*** DATA PROVIDED

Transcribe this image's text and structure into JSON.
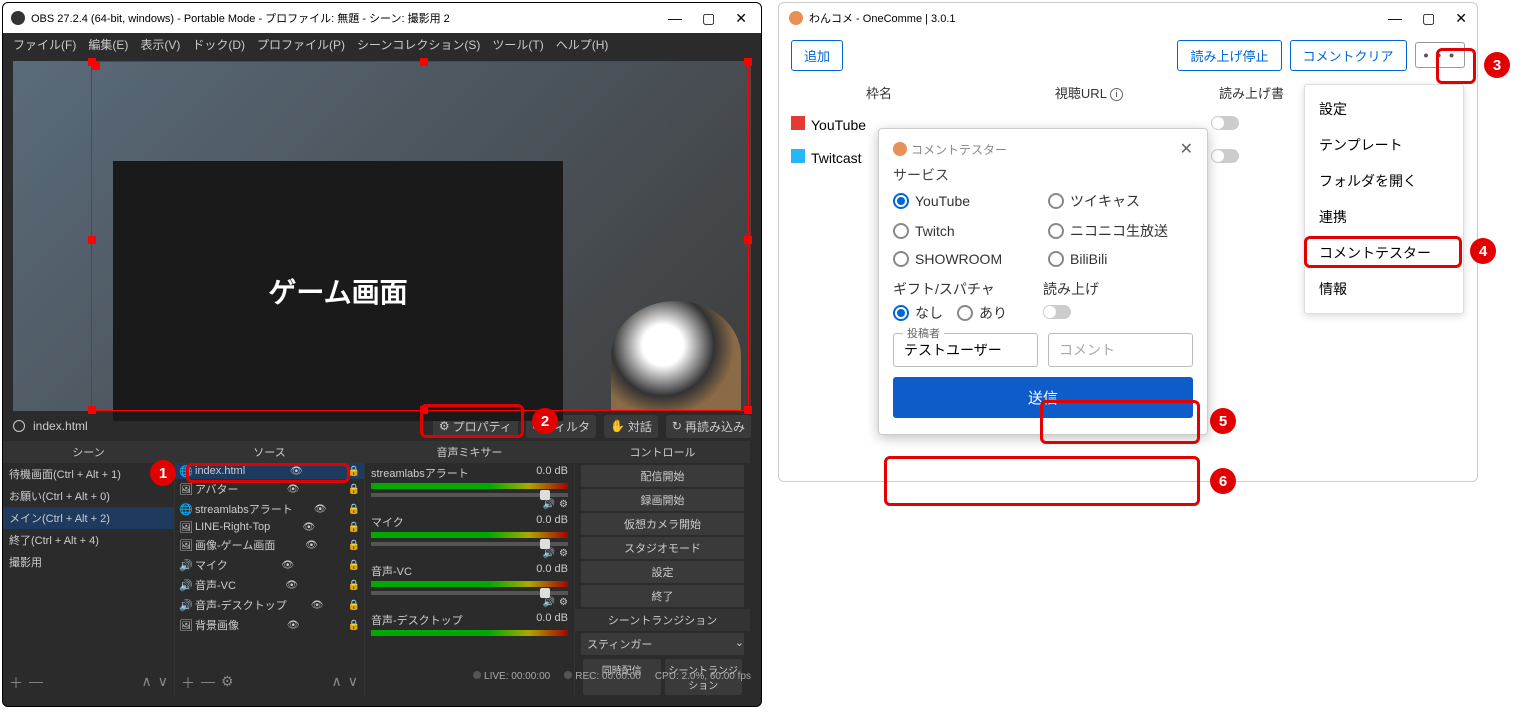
{
  "obs": {
    "title": "OBS 27.2.4 (64-bit, windows) - Portable Mode - プロファイル: 無題 - シーン: 撮影用 2",
    "menu": [
      "ファイル(F)",
      "編集(E)",
      "表示(V)",
      "ドック(D)",
      "プロファイル(P)",
      "シーンコレクション(S)",
      "ツール(T)",
      "ヘルプ(H)"
    ],
    "preview_text": "ゲーム画面",
    "selected_source": "index.html",
    "source_buttons": {
      "props": "プロパティ",
      "filter": "フィルタ",
      "interact": "対話",
      "reload": "再読み込み"
    },
    "panel_headers": {
      "scenes": "シーン",
      "sources": "ソース",
      "mixer": "音声ミキサー",
      "controls": "コントロール",
      "transition": "シーントランジション"
    },
    "scenes": [
      {
        "label": "待機画面(Ctrl + Alt + 1)"
      },
      {
        "label": "お願い(Ctrl + Alt + 0)"
      },
      {
        "label": "メイン(Ctrl + Alt + 2)",
        "selected": true
      },
      {
        "label": "終了(Ctrl + Alt + 4)"
      },
      {
        "label": "撮影用"
      }
    ],
    "sources": [
      {
        "label": "index.html",
        "selected": true
      },
      {
        "label": "アバター"
      },
      {
        "label": "streamlabsアラート"
      },
      {
        "label": "LINE-Right-Top"
      },
      {
        "label": "画像-ゲーム画面"
      },
      {
        "label": "マイク"
      },
      {
        "label": "音声-VC"
      },
      {
        "label": "音声-デスクトップ"
      },
      {
        "label": "背景画像"
      }
    ],
    "mixer": [
      {
        "name": "streamlabsアラート",
        "db": "0.0 dB"
      },
      {
        "name": "マイク",
        "db": "0.0 dB"
      },
      {
        "name": "音声-VC",
        "db": "0.0 dB"
      },
      {
        "name": "音声-デスクトップ",
        "db": "0.0 dB"
      }
    ],
    "controls": [
      "配信開始",
      "録画開始",
      "仮想カメラ開始",
      "スタジオモード",
      "設定",
      "終了"
    ],
    "transition": {
      "value": "スティンガー",
      "tabs": [
        "同時配信",
        "シーントランジション"
      ]
    },
    "footer_add_remove": "＋ —",
    "footer_updown": "∧ ∨",
    "status": {
      "live": "LIVE: 00:00:00",
      "rec": "REC: 00:00:00",
      "cpu": "CPU: 2.0%, 60.00 fps"
    }
  },
  "oc": {
    "title": "わんコメ - OneComme | 3.0.1",
    "toolbar": {
      "add": "追加",
      "stop_tts": "読み上げ停止",
      "clear": "コメントクリア",
      "more": "• • •"
    },
    "columns": {
      "name": "枠名",
      "url": "視聴URL",
      "tts": "読み上げ書"
    },
    "rows": [
      {
        "color": "#e53935",
        "name": "YouTube"
      },
      {
        "color": "#29b6f6",
        "name": "Twitcast"
      }
    ],
    "menu": [
      "設定",
      "テンプレート",
      "フォルダを開く",
      "連携",
      "コメントテスター",
      "情報"
    ]
  },
  "ct": {
    "title": "コメントテスター",
    "service_label": "サービス",
    "services": [
      "YouTube",
      "ツイキャス",
      "Twitch",
      "ニコニコ生放送",
      "SHOWROOM",
      "BiliBili"
    ],
    "gift_label": "ギフト/スパチャ",
    "tts_label": "読み上げ",
    "gift_none": "なし",
    "gift_yes": "あり",
    "poster_label": "投稿者",
    "poster_value": "テストユーザー",
    "comment_placeholder": "コメント",
    "submit": "送信"
  },
  "ann": {
    "1": "1",
    "2": "2",
    "3": "3",
    "4": "4",
    "5": "5",
    "6": "6"
  }
}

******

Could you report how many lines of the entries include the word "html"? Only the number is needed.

### RESULT FOR THIS EXERCISE
2